▶ [Action item]: Search the material below for the word "BTLY". Copy every line where it is found.

▶ [Provided records]:
################
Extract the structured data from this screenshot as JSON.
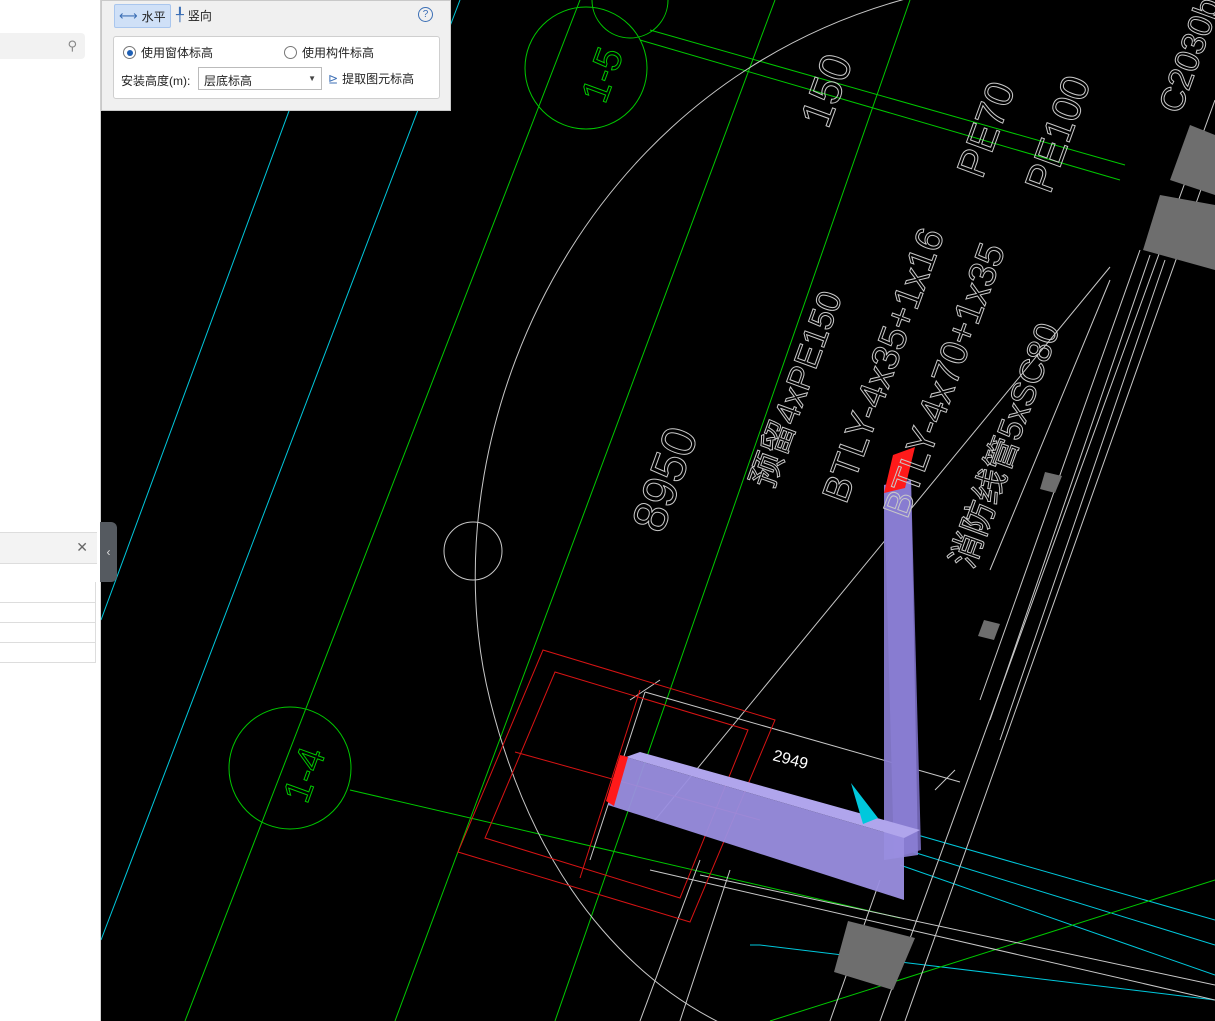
{
  "toolbox": {
    "horizontal_label": "水平",
    "vertical_label": "竖向",
    "help_glyph": "?",
    "radio_window_label": "使用窗体标高",
    "radio_component_label": "使用构件标高",
    "height_label": "安装高度(m):",
    "height_select_value": "层底标高",
    "extract_label": "提取图元标高"
  },
  "drawing": {
    "label_8950": "8950",
    "label_150": "150",
    "label_pe70": "PE70",
    "label_pe100": "PE100",
    "label_4pe150": "预留4xPE150",
    "label_btly1": "BTLY-4x35+1x16",
    "label_btly2": "BTLY-4x70+1x35",
    "label_sc80": "消防线管5xSC80",
    "label_c2030": "C2030b",
    "label_2949": "2949",
    "label_1_5": "1-5",
    "label_1_4": "1-4"
  },
  "colors": {
    "canvas": "#000000",
    "grid_green": "#00c800",
    "cyan": "#00c8dc",
    "pipe_fill": "#9a8ee0",
    "end_red": "#ff1a1a",
    "footprint_red": "#d81414"
  },
  "left_panel": {
    "close_glyph": "✕",
    "collapse_glyph": "‹"
  }
}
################
▶ [Result of the exercise]:
    "label_btly1": "BTLY-4x35+1x16",
    "label_btly2": "BTLY-4x70+1x35",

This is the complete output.